‘Cammera’ as a district and ‘Cammerragal’ as the name of a ‘tribe’ were first mentioned in Governor Arthur Phillip’s first despatch to Lord Sydney at the Home Office in London dated 13 February 1790. His informant was Woollarawarre Bennelong ‘the native now living with us’, who had been captured less than three months earlier.

‘Cammeragal’ is the first name listed as a ‘tribe’ in the vocabulary (Anon. 1791) kept by Phillip and his aides, catalogued as Notebook C in the School of Oriental and African Studies at the University of London. ‘The tribe of Camerra’, wrote Philip Gidley King, ‘inhabit the North part of Port Jackson which is somewhere named Camerra’.

The Aboriginal social groups that First Fleet observers called ‘tribes’ are now called ‘clans’ or extended families, while the term ‘tribes’ describes  clans in an area in which the same language is spoken.

Gamaragal life revolved around fishing, hunting small game and gathering shellfish and edible bushfoods. Theirs was a canoe culture. Men and women glided over the harbour waters, in bays, creeks and lagoons in their most prized possession, a nawi or stringybark canoe.

With deft skill Gamaragal women carefully chipped and shaped shiny berá or shell lures used without bait to provide fresh food for their families.

They chanted as they fished with handlines of twisted bark twine, ‘singing’ the fish to bite.

Aboriginal men traditionally caught fish from the rocks or in shallow water with long spears called muting, headed with three or four pronged points, which the English settlers called fish-gigs. To make a nawi or a shield or build a simple gunyah or shelter, men cut bark sheets from stringybark or Casuarina trees using an axe with a hard stone head sharpened at one end called a mogo.

Governor Phillip was so impressed by the Gamaragal he met at Kayeemy on 21 January 1788 that he wrote in a despatch

“Their confidence and manly behaviour made me give the name of Manly Cove to this place.”

The crescent-shaped sandy beach at Kayeemy (Manly Cove) was the scene of many encounters between the British settlers and the Indigenous people. Here on the governor’s orders Arabanoo (at first called ‘Manly’) was abducted on 30 December 1788.  Sadly, Arabanoo contracted smallpox and died on 18 May 1789.
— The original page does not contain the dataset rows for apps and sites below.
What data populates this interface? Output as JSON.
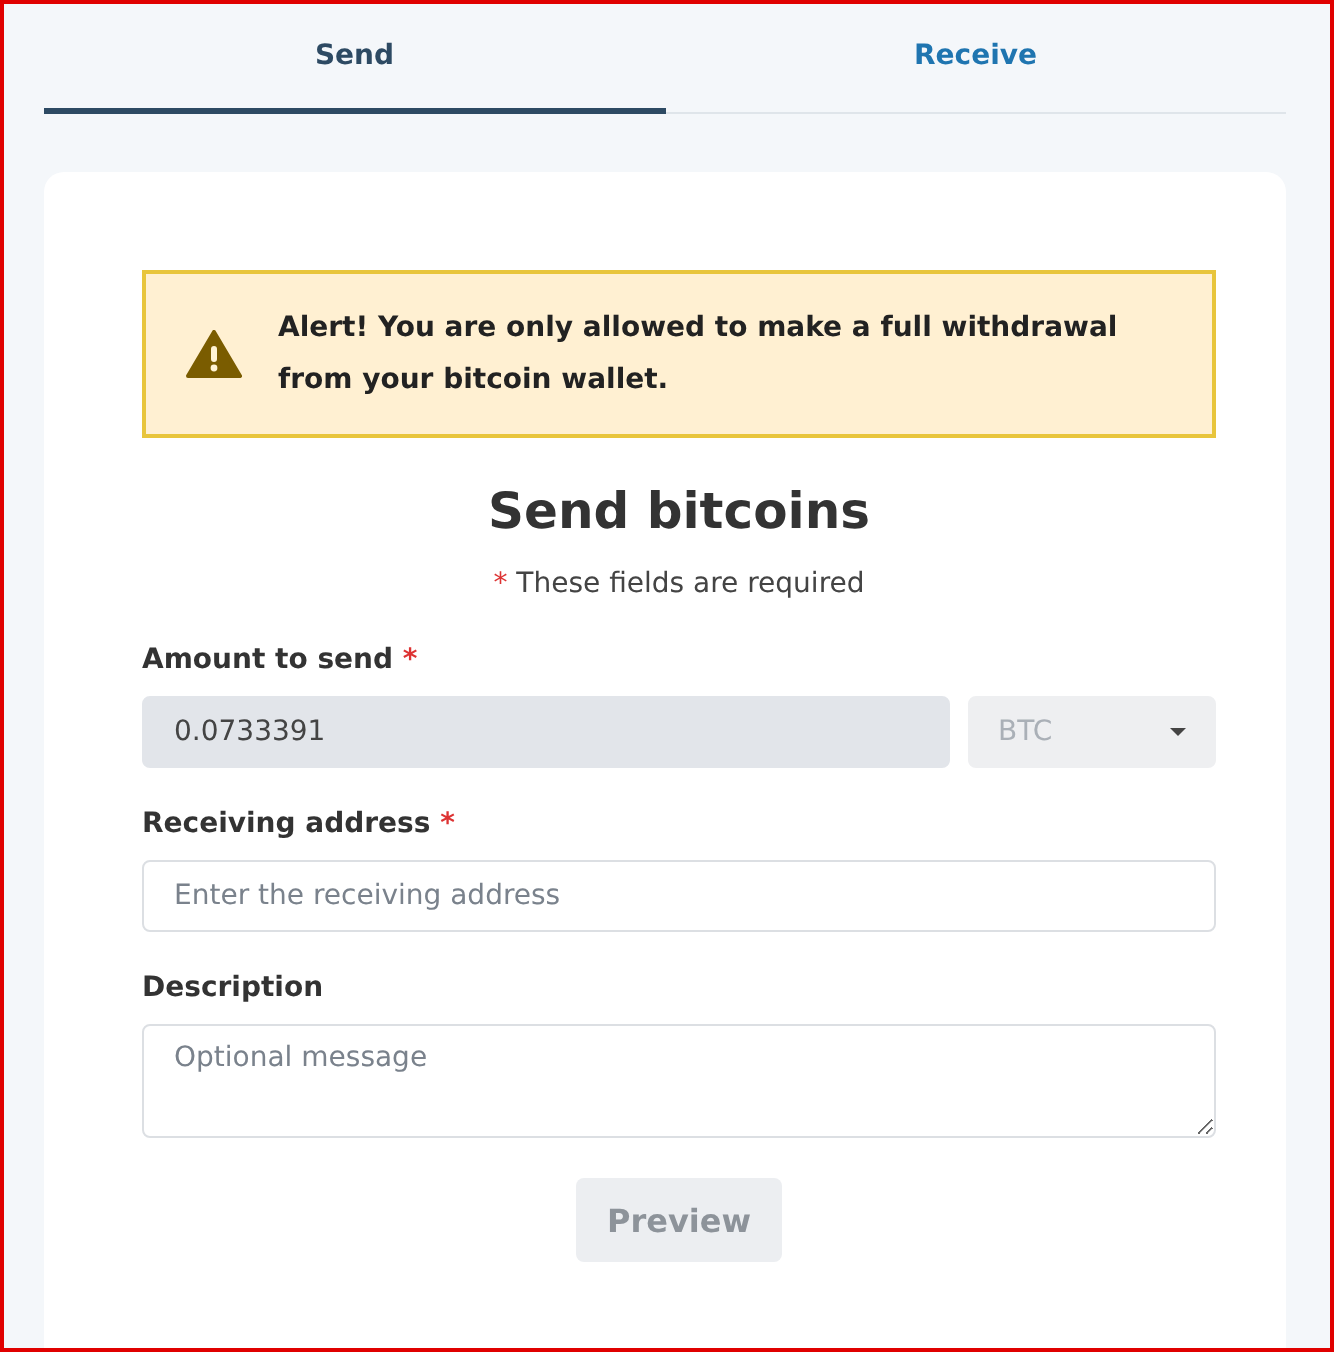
{
  "tabs": [
    {
      "label": "Send",
      "selected": true
    },
    {
      "label": "Receive",
      "selected": false
    }
  ],
  "alert": {
    "text": "Alert! You are only allowed to make a full withdrawal from your bitcoin wallet."
  },
  "title": "Send bitcoins",
  "required_note": {
    "mark": "*",
    "text": "These fields are required"
  },
  "amount": {
    "label": "Amount to send",
    "required_mark": "*",
    "value": "0.0733391",
    "disabled": true,
    "currency": {
      "value": "BTC",
      "disabled": true
    }
  },
  "address": {
    "label": "Receiving address",
    "required_mark": "*",
    "placeholder": "Enter the receiving address"
  },
  "description": {
    "label": "Description",
    "placeholder": "Optional message"
  },
  "preview_button": {
    "label": "Preview",
    "disabled": true
  }
}
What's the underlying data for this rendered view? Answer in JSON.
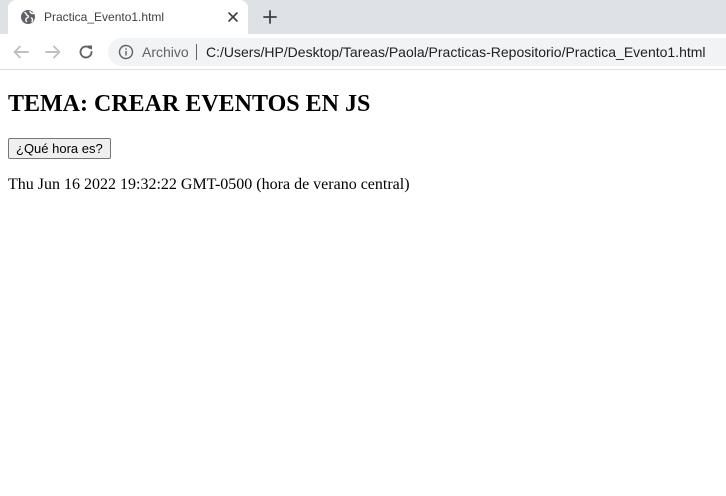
{
  "browser": {
    "tab": {
      "title": "Practica_Evento1.html",
      "favicon": "globe-icon"
    },
    "address_bar": {
      "scheme_label": "Archivo",
      "url": "C:/Users/HP/Desktop/Tareas/Paola/Practicas-Repositorio/Practica_Evento1.html"
    },
    "icons": {
      "back": "arrow-left-icon",
      "forward": "arrow-right-icon",
      "reload": "reload-icon",
      "info": "info-icon",
      "close": "close-icon",
      "new_tab": "plus-icon"
    }
  },
  "page": {
    "heading": "TEMA: CREAR EVENTOS EN JS",
    "button_label": "¿Qué hora es?",
    "output_text": "Thu Jun 16 2022 19:32:22 GMT-0500 (hora de verano central)"
  },
  "colors": {
    "tabstrip_bg": "#dee1e6",
    "omnibox_bg": "#f1f3f4",
    "icon_gray": "#5f6368",
    "disabled_gray": "#bdc1c6"
  }
}
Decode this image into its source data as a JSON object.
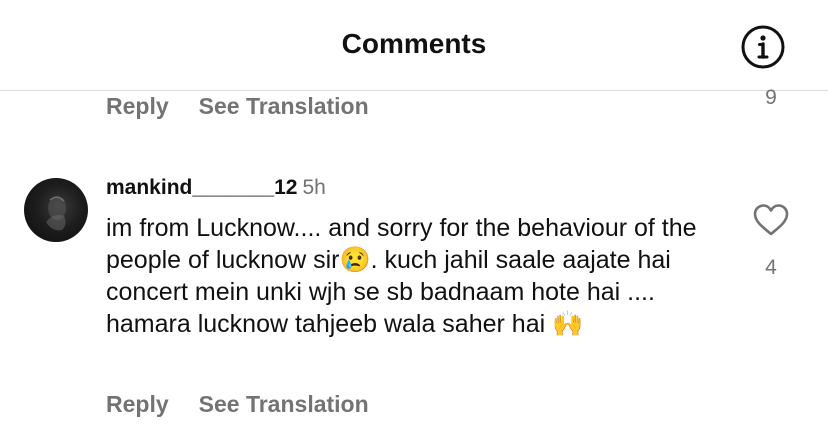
{
  "header": {
    "title": "Comments",
    "info_icon": "info-circle-icon"
  },
  "previous_comment": {
    "reply_label": "Reply",
    "see_translation_label": "See Translation",
    "like_count": "9"
  },
  "comment": {
    "username": "mankind_______12",
    "timestamp": "5h",
    "text_part1": "im from Lucknow.... and sorry for the behaviour of the people of lucknow sir",
    "emoji1": "😢",
    "text_part2": ". kuch jahil saale aajate hai concert mein unki wjh se sb badnaam hote hai .... hamara lucknow tahjeeb wala saher hai ",
    "emoji2": "🙌",
    "like_icon": "heart-outline-icon",
    "like_count": "4",
    "reply_label": "Reply",
    "see_translation_label": "See Translation"
  }
}
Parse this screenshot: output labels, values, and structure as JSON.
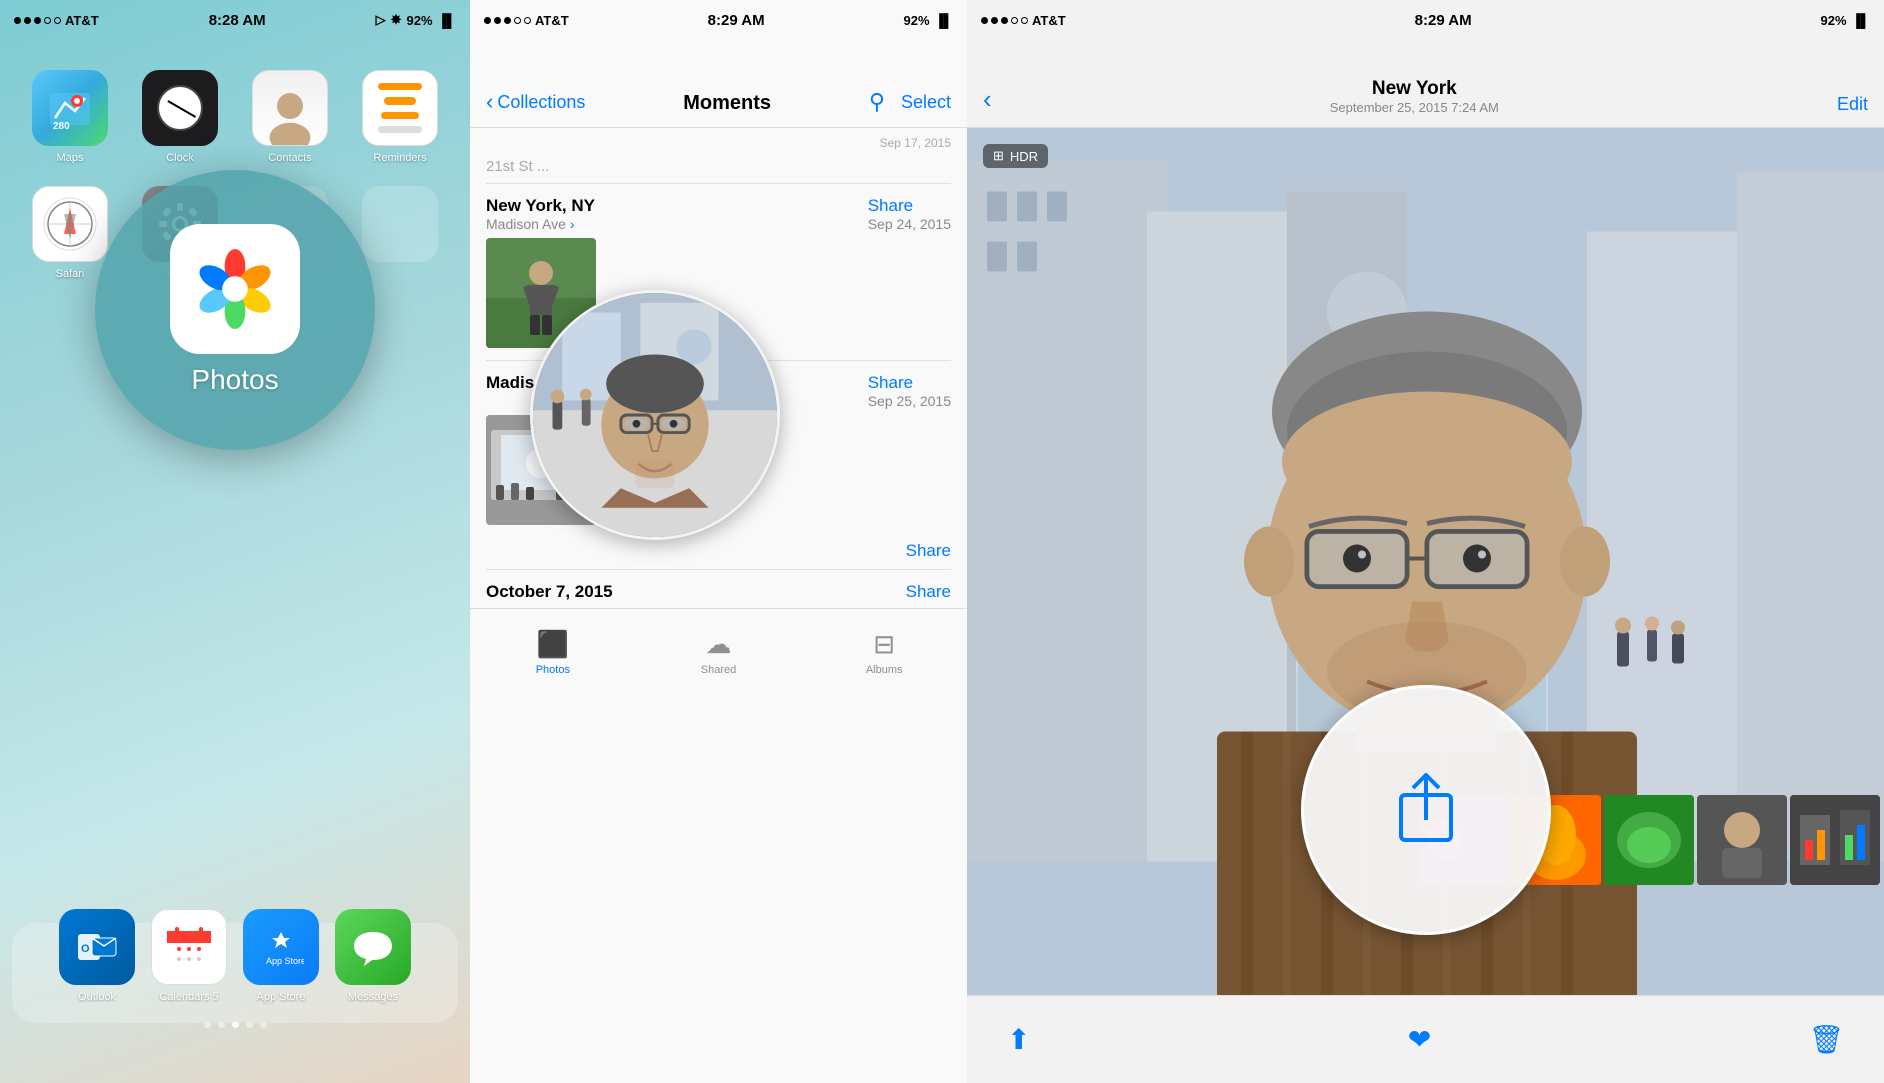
{
  "panel1": {
    "status": {
      "carrier": "AT&T",
      "time": "8:28 AM",
      "battery": "92%"
    },
    "apps": [
      {
        "id": "maps",
        "label": "Maps",
        "icon": "map"
      },
      {
        "id": "clock",
        "label": "Clock",
        "icon": "clock"
      },
      {
        "id": "contacts",
        "label": "Contacts",
        "icon": "contacts"
      },
      {
        "id": "reminders",
        "label": "Reminders",
        "icon": "reminders"
      },
      {
        "id": "safari",
        "label": "Safari",
        "icon": "safari"
      },
      {
        "id": "settings",
        "label": "Settings",
        "icon": "settings"
      },
      {
        "id": "empty1",
        "label": "",
        "icon": "empty"
      },
      {
        "id": "empty2",
        "label": "",
        "icon": "empty"
      }
    ],
    "dock": [
      {
        "id": "outlook",
        "label": "Outlook",
        "icon": "outlook"
      },
      {
        "id": "cal5",
        "label": "Calendars 5",
        "icon": "cal5"
      },
      {
        "id": "appstore",
        "label": "App Store",
        "icon": "appstore"
      },
      {
        "id": "messages",
        "label": "Messages",
        "icon": "messages"
      }
    ],
    "photos_label": "Photos",
    "page_dots": [
      false,
      false,
      true,
      false,
      false
    ]
  },
  "panel2": {
    "status": {
      "carrier": "AT&T",
      "time": "8:29 AM",
      "battery": "92%"
    },
    "nav": {
      "back_label": "Collections",
      "title": "Moments",
      "select_label": "Select"
    },
    "moments": [
      {
        "id": "group1",
        "location": "New York, NY",
        "sublocation": "Madison Ave",
        "date": "Sep 24, 2015",
        "share_label": "Share"
      },
      {
        "id": "group2",
        "location": "Madison Ave",
        "sublocation": "",
        "date": "Sep 25, 2015",
        "share_label": "Share"
      },
      {
        "id": "group3",
        "location": "",
        "sublocation": "",
        "date": "",
        "share_label": "Share"
      },
      {
        "id": "group4",
        "location": "October 7, 2015",
        "sublocation": "",
        "date": "",
        "share_label": "Share"
      }
    ],
    "tabs": [
      {
        "id": "photos",
        "label": "Photos",
        "active": true
      },
      {
        "id": "shared",
        "label": "Shared",
        "active": false
      },
      {
        "id": "albums",
        "label": "Albums",
        "active": false
      }
    ]
  },
  "panel3": {
    "status": {
      "carrier": "AT&T",
      "time": "8:29 AM",
      "battery": "92%"
    },
    "nav": {
      "title": "New York",
      "subtitle": "September 25, 2015  7:24 AM",
      "edit_label": "Edit"
    },
    "hdr_badge": "HDR",
    "bottom_bar": {
      "share_action": "share",
      "like_action": "like",
      "delete_action": "delete"
    }
  }
}
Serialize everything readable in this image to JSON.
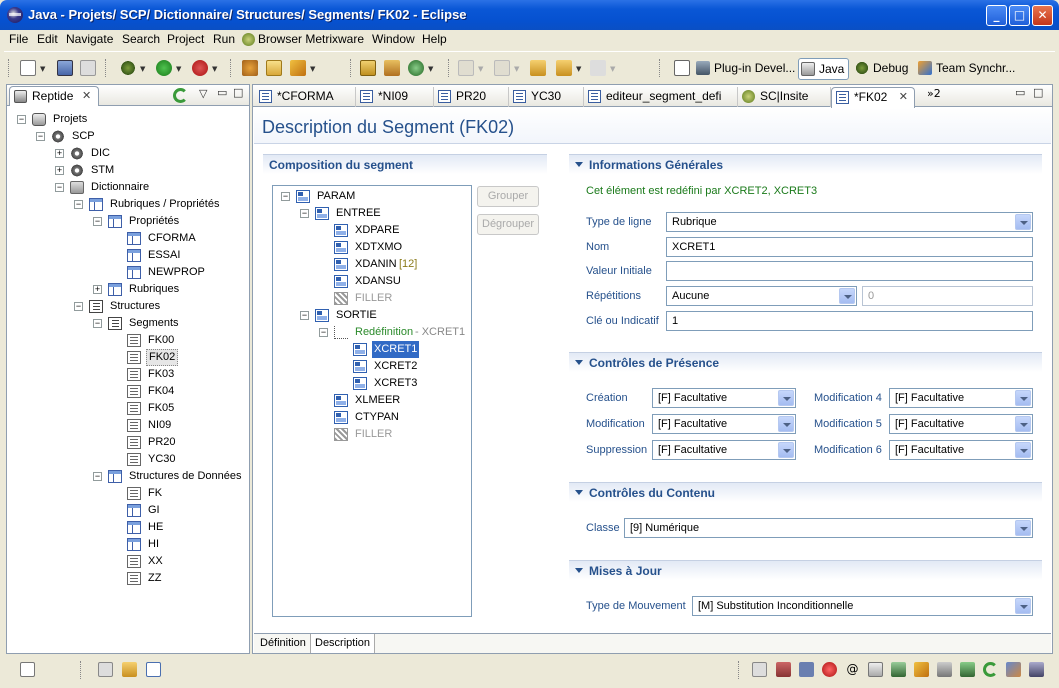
{
  "window": {
    "title": "Java - Projets/ SCP/ Dictionnaire/ Structures/ Segments/ FK02 - Eclipse",
    "minimize": "_",
    "maximize": "□",
    "close": "✕"
  },
  "menu": [
    "File",
    "Edit",
    "Navigate",
    "Search",
    "Project",
    "Run",
    "Browser Metrixware",
    "Window",
    "Help"
  ],
  "perspectives": {
    "plugin": "Plug-in Devel...",
    "java": "Java",
    "debug": "Debug",
    "team": "Team Synchr..."
  },
  "left_view": {
    "tab_label": "Reptide",
    "tree": [
      {
        "label": "Projets",
        "depth": 0,
        "icon": "db",
        "toggle": "-"
      },
      {
        "label": "SCP",
        "depth": 1,
        "icon": "gear",
        "toggle": "-"
      },
      {
        "label": "DIC",
        "depth": 2,
        "icon": "gear",
        "toggle": "+"
      },
      {
        "label": "STM",
        "depth": 2,
        "icon": "gear",
        "toggle": "+"
      },
      {
        "label": "Dictionnaire",
        "depth": 2,
        "icon": "folder",
        "toggle": "-"
      },
      {
        "label": "Rubriques / Propriétés",
        "depth": 3,
        "icon": "table",
        "toggle": "-"
      },
      {
        "label": "Propriétés",
        "depth": 4,
        "icon": "table",
        "toggle": "-"
      },
      {
        "label": "CFORMA",
        "depth": 5,
        "icon": "table",
        "toggle": ""
      },
      {
        "label": "ESSAI",
        "depth": 5,
        "icon": "table",
        "toggle": ""
      },
      {
        "label": "NEWPROP",
        "depth": 5,
        "icon": "table",
        "toggle": ""
      },
      {
        "label": "Rubriques",
        "depth": 4,
        "icon": "table",
        "toggle": "+"
      },
      {
        "label": "Structures",
        "depth": 3,
        "icon": "struct",
        "toggle": "-"
      },
      {
        "label": "Segments",
        "depth": 4,
        "icon": "struct",
        "toggle": "-"
      },
      {
        "label": "FK00",
        "depth": 5,
        "icon": "seg",
        "toggle": ""
      },
      {
        "label": "FK02",
        "depth": 5,
        "icon": "seg",
        "toggle": "",
        "selected": true
      },
      {
        "label": "FK03",
        "depth": 5,
        "icon": "seg",
        "toggle": ""
      },
      {
        "label": "FK04",
        "depth": 5,
        "icon": "seg",
        "toggle": ""
      },
      {
        "label": "FK05",
        "depth": 5,
        "icon": "seg",
        "toggle": ""
      },
      {
        "label": "NI09",
        "depth": 5,
        "icon": "seg",
        "toggle": ""
      },
      {
        "label": "PR20",
        "depth": 5,
        "icon": "seg",
        "toggle": ""
      },
      {
        "label": "YC30",
        "depth": 5,
        "icon": "seg",
        "toggle": ""
      },
      {
        "label": "Structures de Données",
        "depth": 4,
        "icon": "table",
        "toggle": "-"
      },
      {
        "label": "FK",
        "depth": 5,
        "icon": "seg",
        "toggle": ""
      },
      {
        "label": "GI",
        "depth": 5,
        "icon": "table",
        "toggle": ""
      },
      {
        "label": "HE",
        "depth": 5,
        "icon": "table",
        "toggle": ""
      },
      {
        "label": "HI",
        "depth": 5,
        "icon": "table",
        "toggle": ""
      },
      {
        "label": "XX",
        "depth": 5,
        "icon": "seg",
        "toggle": ""
      },
      {
        "label": "ZZ",
        "depth": 5,
        "icon": "seg",
        "toggle": ""
      }
    ]
  },
  "editor": {
    "tabs": [
      {
        "label": "*CFORMA",
        "active": false
      },
      {
        "label": "*NI09",
        "active": false
      },
      {
        "label": "PR20",
        "active": false
      },
      {
        "label": "YC30",
        "active": false
      },
      {
        "label": "editeur_segment_defi",
        "active": false
      },
      {
        "label": "SC|Insite",
        "active": false
      },
      {
        "label": "*FK02",
        "active": true
      }
    ],
    "overflow_label": "»2",
    "form_title": "Description du Segment  (FK02)",
    "composition": {
      "title": "Composition du segment",
      "grouper": "Grouper",
      "degrouper": "Dégrouper",
      "tree": [
        {
          "label": "PARAM",
          "depth": 0,
          "toggle": "-",
          "icon": "fld"
        },
        {
          "label": "ENTREE",
          "depth": 1,
          "toggle": "-",
          "icon": "fld"
        },
        {
          "label": "XDPARE",
          "depth": 2,
          "toggle": "",
          "icon": "fld"
        },
        {
          "label": "XDTXMO",
          "depth": 2,
          "toggle": "",
          "icon": "fld"
        },
        {
          "label": "XDANIN",
          "depth": 2,
          "toggle": "",
          "icon": "fld",
          "suffix": " [12]"
        },
        {
          "label": "XDANSU",
          "depth": 2,
          "toggle": "",
          "icon": "fld"
        },
        {
          "label": "FILLER",
          "depth": 2,
          "toggle": "",
          "icon": "filler",
          "muted": true
        },
        {
          "label": "SORTIE",
          "depth": 1,
          "toggle": "-",
          "icon": "fld"
        },
        {
          "label": "Redéfinition",
          "depth": 2,
          "toggle": "-",
          "icon": "redef",
          "suffix": " - XCRET1",
          "redef": true
        },
        {
          "label": "XCRET1",
          "depth": 3,
          "toggle": "",
          "icon": "fld",
          "selected": true
        },
        {
          "label": "XCRET2",
          "depth": 3,
          "toggle": "",
          "icon": "fld"
        },
        {
          "label": "XCRET3",
          "depth": 3,
          "toggle": "",
          "icon": "fld"
        },
        {
          "label": "XLMEER",
          "depth": 2,
          "toggle": "",
          "icon": "fld"
        },
        {
          "label": "CTYPAN",
          "depth": 2,
          "toggle": "",
          "icon": "fld"
        },
        {
          "label": "FILLER",
          "depth": 2,
          "toggle": "",
          "icon": "filler",
          "muted": true
        }
      ]
    },
    "infos": {
      "title": "Informations Générales",
      "note": "Cet élément est redéfini par XCRET2, XCRET3",
      "type_ligne_label": "Type de ligne",
      "type_ligne_value": "Rubrique",
      "nom_label": "Nom",
      "nom_value": "XCRET1",
      "valeur_label": "Valeur Initiale",
      "valeur_value": "",
      "repetitions_label": "Répétitions",
      "repetitions_value": "Aucune",
      "repetitions_count": "0",
      "cle_label": "Clé ou Indicatif",
      "cle_value": "1"
    },
    "presence": {
      "title": "Contrôles de Présence",
      "creation_label": "Création",
      "creation_value": "[F]  Facultative",
      "modification_label": "Modification",
      "modification_value": "[F]  Facultative",
      "suppression_label": "Suppression",
      "suppression_value": "[F]  Facultative",
      "mod4_label": "Modification 4",
      "mod4_value": "[F]  Facultative",
      "mod5_label": "Modification 5",
      "mod5_value": "[F]  Facultative",
      "mod6_label": "Modification 6",
      "mod6_value": "[F]  Facultative"
    },
    "contenu": {
      "title": "Contrôles du Contenu",
      "classe_label": "Classe",
      "classe_value": "[9]  Numérique"
    },
    "maj": {
      "title": "Mises à Jour",
      "type_mvt_label": "Type de Mouvement",
      "type_mvt_value": "[M]  Substitution Inconditionnelle"
    },
    "bottom_tabs": [
      "Définition",
      "Description"
    ]
  },
  "colors": {
    "section_title": "#26518c",
    "note_green": "#1a7a1a",
    "redef_green": "#2a8a2a",
    "selection": "#316ac5"
  }
}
On 25 November 1789 two Aboriginal men were lured by fish from a gathering at Kayeemy, which had become a centre of resistance. They were seized, bound and taken by boat to Sydney Cove. They were Colebee, leader of the Cadigal, whose territory opposite the Gamaragal ran from South Head to Darling Harbour and Woollarawarre Bennelong, a Wangal from the south shore of the Parramatta River.

Here too, Bennelong and Colebee took revenge for their loss of liberty, calling in Willemering, a carradhy or clever man from Broken Bay, who on 7 September 1790 speared and wounded Governor Phillip during an Aboriginal whale feast. Bennelong came in peacefully and formed an unlikely friendship with Governor Phillip who took him and his kinsman Yemmerrawanne to England in December 1792.

Dr Keith Vincent Smith